Students will learn more about the Basic Law and the "one-country, two-systems" rule between the mainland and Hong Kong. This comes as the Education Bureau updated the Basic Education Curriculum Guide last Thursday.
Hong Kong Professional Teachers' Union director Cheung Yui-fai said the bureau was responding to pressure from the State Council to promote nationalism, Ming Pao Daily News reported.
Cheung said it was wrong for the government to try to pressure teachers, and Hong Kong teachers should not be told what to teach.

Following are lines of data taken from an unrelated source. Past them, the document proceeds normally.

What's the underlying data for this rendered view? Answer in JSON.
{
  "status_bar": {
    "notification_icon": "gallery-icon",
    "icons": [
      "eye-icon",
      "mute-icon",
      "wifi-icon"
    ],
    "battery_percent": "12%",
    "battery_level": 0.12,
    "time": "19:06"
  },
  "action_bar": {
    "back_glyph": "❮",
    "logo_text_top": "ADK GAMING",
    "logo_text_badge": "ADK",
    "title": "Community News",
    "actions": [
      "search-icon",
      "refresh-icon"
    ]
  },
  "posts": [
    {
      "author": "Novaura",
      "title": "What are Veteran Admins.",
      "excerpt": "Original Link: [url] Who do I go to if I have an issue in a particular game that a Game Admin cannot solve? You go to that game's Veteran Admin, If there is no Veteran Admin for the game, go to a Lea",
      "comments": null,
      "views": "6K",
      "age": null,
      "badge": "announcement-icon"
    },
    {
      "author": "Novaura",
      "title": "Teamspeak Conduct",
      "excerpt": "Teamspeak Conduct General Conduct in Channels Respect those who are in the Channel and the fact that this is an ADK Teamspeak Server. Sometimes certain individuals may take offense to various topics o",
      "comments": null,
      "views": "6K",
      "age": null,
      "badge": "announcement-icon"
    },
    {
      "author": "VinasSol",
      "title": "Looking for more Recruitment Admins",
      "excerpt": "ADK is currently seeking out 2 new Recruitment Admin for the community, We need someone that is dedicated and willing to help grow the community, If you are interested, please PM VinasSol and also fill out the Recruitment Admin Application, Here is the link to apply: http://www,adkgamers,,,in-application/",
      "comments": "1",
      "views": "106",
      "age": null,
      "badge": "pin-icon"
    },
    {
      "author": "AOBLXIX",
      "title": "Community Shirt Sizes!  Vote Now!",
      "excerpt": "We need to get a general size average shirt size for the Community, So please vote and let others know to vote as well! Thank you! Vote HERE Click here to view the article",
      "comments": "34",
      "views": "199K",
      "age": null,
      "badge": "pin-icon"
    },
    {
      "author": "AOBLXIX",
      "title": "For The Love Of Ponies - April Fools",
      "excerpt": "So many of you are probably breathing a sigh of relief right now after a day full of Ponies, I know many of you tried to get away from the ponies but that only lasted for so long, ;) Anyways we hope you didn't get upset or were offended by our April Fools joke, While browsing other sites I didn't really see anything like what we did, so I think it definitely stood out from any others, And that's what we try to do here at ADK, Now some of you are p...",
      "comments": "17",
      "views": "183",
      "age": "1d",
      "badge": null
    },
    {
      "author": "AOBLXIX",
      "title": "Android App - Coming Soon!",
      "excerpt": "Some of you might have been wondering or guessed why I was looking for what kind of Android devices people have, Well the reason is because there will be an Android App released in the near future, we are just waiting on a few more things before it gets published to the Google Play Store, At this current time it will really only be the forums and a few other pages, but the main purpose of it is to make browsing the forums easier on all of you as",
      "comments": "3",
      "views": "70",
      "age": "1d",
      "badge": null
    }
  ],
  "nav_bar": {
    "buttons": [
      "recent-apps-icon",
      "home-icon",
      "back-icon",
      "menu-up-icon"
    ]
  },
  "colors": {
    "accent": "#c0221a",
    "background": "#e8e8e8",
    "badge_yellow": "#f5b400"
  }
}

Parents Concern Group on National Education convener Eva Chan agreed with Cheung. She said it was good for students to learn about the Basic Law, but was worried that the government would try to control how teachers were going to teach it.
Marianne Yap Hui-yu, a 17-year-old recent graduate of Hong Kong International School, didn't think it was necessary for schools to teach anything except the big ideas of the Basic Law. Those looking for jobs in government, she said, could study the details more thoroughly.
Laxmi Limbu, 16, a student at Delia Memorial School, said this was just a new way for the government to introduce national education. The issue caused an uproar in 2012, with students protesting. The government finally backed down.
"Aren't [the topics] already covered in both general studies and liberal studies?" Laxmi said.